Where a line below holds the string "author", that line goes into the answer.

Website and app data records

•••••

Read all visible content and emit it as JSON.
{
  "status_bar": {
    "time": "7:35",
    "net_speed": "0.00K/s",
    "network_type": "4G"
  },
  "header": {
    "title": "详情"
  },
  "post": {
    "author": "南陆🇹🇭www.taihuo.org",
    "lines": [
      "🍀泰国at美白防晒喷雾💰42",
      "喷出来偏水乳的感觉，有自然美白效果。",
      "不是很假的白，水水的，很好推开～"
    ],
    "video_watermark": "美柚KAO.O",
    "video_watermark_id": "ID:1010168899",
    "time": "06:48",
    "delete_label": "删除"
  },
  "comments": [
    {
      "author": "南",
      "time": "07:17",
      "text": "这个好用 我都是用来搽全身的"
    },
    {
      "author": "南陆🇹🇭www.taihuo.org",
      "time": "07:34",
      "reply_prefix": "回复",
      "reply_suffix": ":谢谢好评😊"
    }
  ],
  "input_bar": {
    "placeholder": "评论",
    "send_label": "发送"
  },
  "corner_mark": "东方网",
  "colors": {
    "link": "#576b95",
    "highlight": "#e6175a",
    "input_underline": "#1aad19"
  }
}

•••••

— Worked solution —
    "author": "南陆🇹🇭www.taihuo.org",
      "author": "南",
      "author": "南陆🇹🇭www.taihuo.org",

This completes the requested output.